## Problem:
Return each of the entries below precisely as it appears.

## Listed records:

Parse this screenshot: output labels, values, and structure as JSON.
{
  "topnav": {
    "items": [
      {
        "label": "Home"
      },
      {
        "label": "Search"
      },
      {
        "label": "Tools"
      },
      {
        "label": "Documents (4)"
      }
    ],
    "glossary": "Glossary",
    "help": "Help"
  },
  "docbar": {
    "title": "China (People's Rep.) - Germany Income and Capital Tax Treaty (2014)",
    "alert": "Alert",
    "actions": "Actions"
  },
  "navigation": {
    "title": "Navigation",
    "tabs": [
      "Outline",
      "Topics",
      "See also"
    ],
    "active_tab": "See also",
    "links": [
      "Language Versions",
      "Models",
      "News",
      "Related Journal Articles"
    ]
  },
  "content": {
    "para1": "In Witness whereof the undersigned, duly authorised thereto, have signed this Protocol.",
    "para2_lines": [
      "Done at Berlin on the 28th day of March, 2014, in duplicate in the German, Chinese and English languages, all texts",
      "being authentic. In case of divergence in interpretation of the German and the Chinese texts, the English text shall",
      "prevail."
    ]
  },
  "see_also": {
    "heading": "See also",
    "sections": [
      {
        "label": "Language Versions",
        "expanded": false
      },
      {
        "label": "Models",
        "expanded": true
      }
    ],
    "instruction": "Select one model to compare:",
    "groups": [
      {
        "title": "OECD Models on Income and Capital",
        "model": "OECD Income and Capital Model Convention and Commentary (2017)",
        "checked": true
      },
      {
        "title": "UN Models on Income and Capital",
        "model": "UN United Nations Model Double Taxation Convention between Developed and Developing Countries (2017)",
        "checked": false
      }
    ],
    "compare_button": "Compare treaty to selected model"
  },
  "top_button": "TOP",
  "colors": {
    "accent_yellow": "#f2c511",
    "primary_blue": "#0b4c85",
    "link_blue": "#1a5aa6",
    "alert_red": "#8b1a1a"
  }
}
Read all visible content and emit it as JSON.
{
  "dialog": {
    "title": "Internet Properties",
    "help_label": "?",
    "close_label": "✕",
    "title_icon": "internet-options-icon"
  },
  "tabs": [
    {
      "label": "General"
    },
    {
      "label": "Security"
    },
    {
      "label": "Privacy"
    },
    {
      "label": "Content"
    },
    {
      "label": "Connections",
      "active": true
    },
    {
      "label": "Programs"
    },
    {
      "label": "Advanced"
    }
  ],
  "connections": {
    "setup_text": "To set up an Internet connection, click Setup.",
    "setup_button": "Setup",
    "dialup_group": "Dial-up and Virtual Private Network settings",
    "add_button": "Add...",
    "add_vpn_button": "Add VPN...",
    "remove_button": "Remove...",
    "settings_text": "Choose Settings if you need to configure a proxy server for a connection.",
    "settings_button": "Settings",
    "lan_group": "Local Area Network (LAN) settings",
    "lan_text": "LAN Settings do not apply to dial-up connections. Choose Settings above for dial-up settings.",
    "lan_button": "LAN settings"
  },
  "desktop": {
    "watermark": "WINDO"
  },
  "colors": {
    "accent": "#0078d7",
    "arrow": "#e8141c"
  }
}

## Response:
Parse this screenshot: output labels, values, and structure as JSON.
{
  "topnav": {
    "items": [
      {
        "label": "Home"
      },
      {
        "label": "Search"
      },
      {
        "label": "Tools"
      },
      {
        "label": "Documents (4)"
      }
    ],
    "glossary": "Glossary",
    "help": "Help"
  },
  "docbar": {
    "title": "China (People's Rep.) - Germany Income and Capital Tax Treaty (2014)",
    "alert": "Alert",
    "actions": "Actions"
  },
  "navigation": {
    "title": "Navigation",
    "tabs": [
      "Outline",
      "Topics",
      "See also"
    ],
    "active_tab": "See also",
    "links": [
      "Language Versions",
      "Models",
      "News",
      "Related Journal Articles"
    ]
  },
  "content": {
    "para1": "In Witness whereof the undersigned, duly authorised thereto, have signed this Protocol.",
    "para2_lines": [
      "Done at Berlin on the 28th day of March, 2014, in duplicate in the German, Chinese and English languages, all texts",
      "being authentic. In case of divergence in interpretation of the German and the Chinese texts, the English text shall",
      "prevail."
    ]
  },
  "see_also": {
    "heading": "See also",
    "sections": [
      {
        "label": "Language Versions",
        "expanded": false
      },
      {
        "label": "Models",
        "expanded": true
      }
    ],
    "instruction": "Select one model to compare:",
    "groups": [
      {
        "title": "OECD Models on Income and Capital",
        "model": "OECD Income and Capital Model Convention and Commentary (2017)",
        "checked": true
      },
      {
        "title": "UN Models on Income and Capital",
        "model": "UN United Nations Model Double Taxation Convention between Developed and Developing Countries (2017)",
        "checked": false
      }
    ],
    "compare_button": "Compare treaty to selected model"
  },
  "top_button": "TOP",
  "colors": {
    "accent_yellow": "#f2c511",
    "primary_blue": "#0b4c85",
    "link_blue": "#1a5aa6",
    "alert_red": "#8b1a1a"
  }
}
Read all visible content and emit it as JSON.
{
  "dialog": {
    "title": "Internet Properties",
    "help_label": "?",
    "close_label": "✕",
    "title_icon": "internet-options-icon"
  },
  "tabs": [
    {
      "label": "General"
    },
    {
      "label": "Security"
    },
    {
      "label": "Privacy"
    },
    {
      "label": "Content"
    },
    {
      "label": "Connections",
      "active": true
    },
    {
      "label": "Programs"
    },
    {
      "label": "Advanced"
    }
  ],
  "connections": {
    "setup_text": "To set up an Internet connection, click Setup.",
    "setup_button": "Setup",
    "dialup_group": "Dial-up and Virtual Private Network settings",
    "add_button": "Add...",
    "add_vpn_button": "Add VPN...",
    "remove_button": "Remove...",
    "settings_text": "Choose Settings if you need to configure a proxy server for a connection.",
    "settings_button": "Settings",
    "lan_group": "Local Area Network (LAN) settings",
    "lan_text": "LAN Settings do not apply to dial-up connections. Choose Settings above for dial-up settings.",
    "lan_button": "LAN settings"
  },
  "desktop": {
    "watermark": "WINDO"
  },
  "colors": {
    "accent": "#0078d7",
    "arrow": "#e8141c"
  }
}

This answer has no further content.